Records excerpted from a collection
§

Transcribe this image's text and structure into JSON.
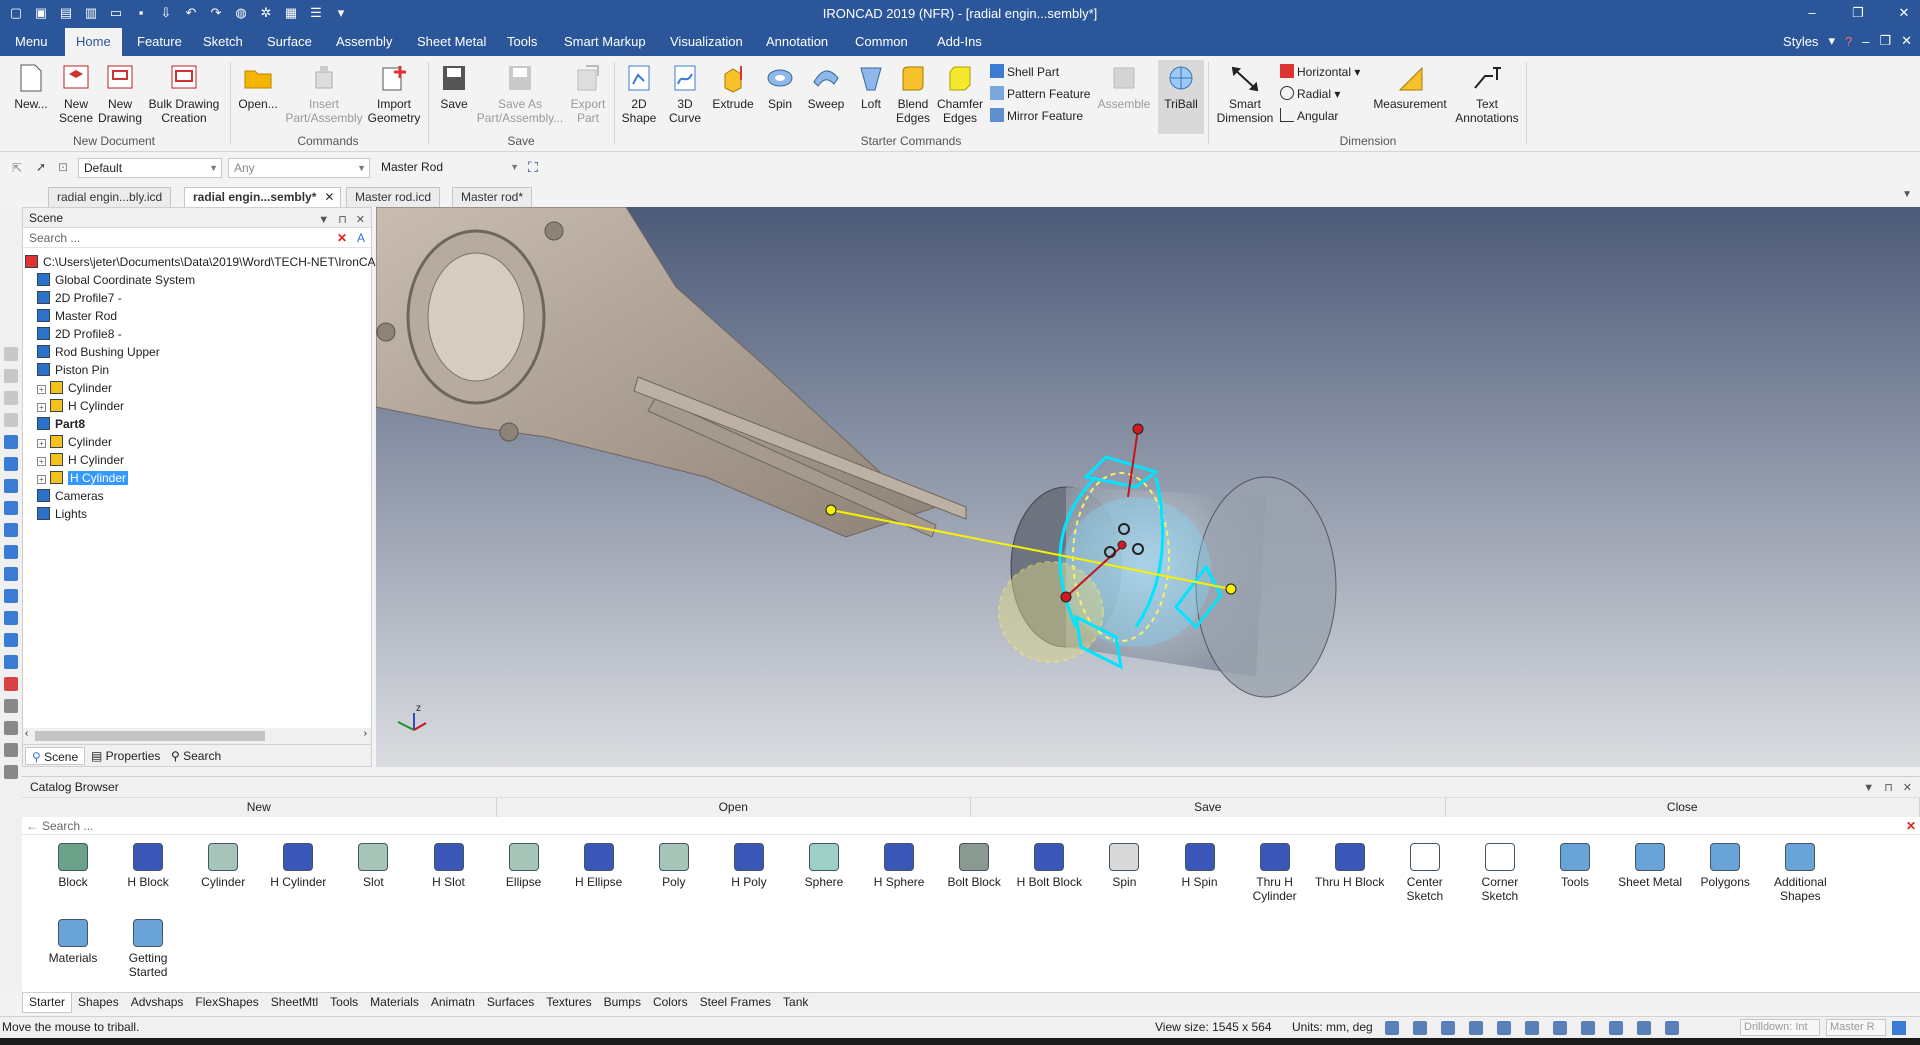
{
  "app": {
    "window_title": "IRONCAD 2019 (NFR) - [radial engin...sembly*]"
  },
  "menu_tabs": [
    "Menu",
    "Home",
    "Feature",
    "Sketch",
    "Surface",
    "Assembly",
    "Sheet Metal",
    "Tools",
    "Smart Markup",
    "Visualization",
    "Annotation",
    "Common",
    "Add-Ins"
  ],
  "styles_label": "Styles",
  "ribbon": {
    "new_document": {
      "group_label": "New Document",
      "buttons": [
        "New...",
        "New Scene",
        "New Drawing",
        "Bulk Drawing Creation"
      ]
    },
    "commands": {
      "group_label": "Commands",
      "buttons": [
        "Open...",
        "Insert Part/Assembly",
        "Import Geometry"
      ]
    },
    "save": {
      "group_label": "Save",
      "buttons": [
        "Save",
        "Save As Part/Assembly...",
        "Export Part"
      ]
    },
    "starter": {
      "group_label": "Starter Commands",
      "buttons": [
        "2D Shape",
        "3D Curve",
        "Extrude",
        "Spin",
        "Sweep",
        "Loft",
        "Blend Edges",
        "Chamfer Edges"
      ],
      "small": [
        "Shell Part",
        "Pattern Feature",
        "Mirror Feature"
      ],
      "extra": [
        "Assemble",
        "TriBall"
      ]
    },
    "dimension": {
      "group_label": "Dimension",
      "smart": "Smart Dimension",
      "small": [
        "Horizontal",
        "Radial",
        "Angular"
      ],
      "measure": "Measurement",
      "text": "Text Annotations"
    }
  },
  "toolbar2": {
    "style_value": "Default",
    "filter_value": "Any",
    "part_value": "Master Rod"
  },
  "doc_tabs": [
    "radial engin...bly.icd",
    "radial engin...sembly*",
    "Master rod.icd",
    "Master rod*"
  ],
  "scene": {
    "header": "Scene",
    "search_placeholder": "Search ...",
    "tree": [
      {
        "label": "C:\\Users\\jeter\\Documents\\Data\\2019\\Word\\TECH-NET\\IronCA",
        "indent": 0
      },
      {
        "label": "Global Coordinate System",
        "indent": 1
      },
      {
        "label": "2D Profile7 -",
        "indent": 1
      },
      {
        "label": "Master Rod",
        "indent": 1
      },
      {
        "label": "2D Profile8 -",
        "indent": 1
      },
      {
        "label": "Rod Bushing Upper",
        "indent": 1
      },
      {
        "label": "Piston Pin",
        "indent": 1
      },
      {
        "label": "Cylinder",
        "indent": 2
      },
      {
        "label": "H Cylinder",
        "indent": 2
      },
      {
        "label": "Part8",
        "indent": 1,
        "bold": true
      },
      {
        "label": "Cylinder",
        "indent": 2
      },
      {
        "label": "H Cylinder",
        "indent": 2
      },
      {
        "label": "H Cylinder",
        "indent": 2,
        "selected": true
      },
      {
        "label": "Cameras",
        "indent": 1
      },
      {
        "label": "Lights",
        "indent": 1
      }
    ],
    "bottom_tabs": [
      "Scene",
      "Properties",
      "Search"
    ]
  },
  "catalog": {
    "header": "Catalog Browser",
    "actions": [
      "New",
      "Open",
      "Save",
      "Close"
    ],
    "search_placeholder": "Search ...",
    "items": [
      "Block",
      "H Block",
      "Cylinder",
      "H Cylinder",
      "Slot",
      "H Slot",
      "Ellipse",
      "H Ellipse",
      "Poly",
      "H Poly",
      "Sphere",
      "H Sphere",
      "Bolt Block",
      "H Bolt Block",
      "Spin",
      "H Spin",
      "Thru H Cylinder",
      "Thru H Block",
      "Center Sketch",
      "Corner Sketch",
      "Tools",
      "Sheet Metal",
      "Polygons",
      "Additional Shapes",
      "Materials",
      "Getting Started"
    ],
    "tabs": [
      "Starter",
      "Shapes",
      "Advshaps",
      "FlexShapes",
      "SheetMtl",
      "Tools",
      "Materials",
      "Animatn",
      "Surfaces",
      "Textures",
      "Bumps",
      "Colors",
      "Steel Frames",
      "Tank"
    ]
  },
  "status": {
    "message": "Move the mouse to triball.",
    "view_size": "View size: 1545 x  564",
    "units": "Units: mm, deg",
    "drilldown": "Drilldown: Int",
    "part": "Master R"
  },
  "colors": {
    "brand": "#2b579a",
    "selection": "#3399ff",
    "triball": "#00e5ff"
  }
}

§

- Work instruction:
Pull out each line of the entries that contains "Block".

- Task solution:
      "Block",
      "H Block",
      "Bolt Block",
      "H Bolt Block",
      "Thru H Block",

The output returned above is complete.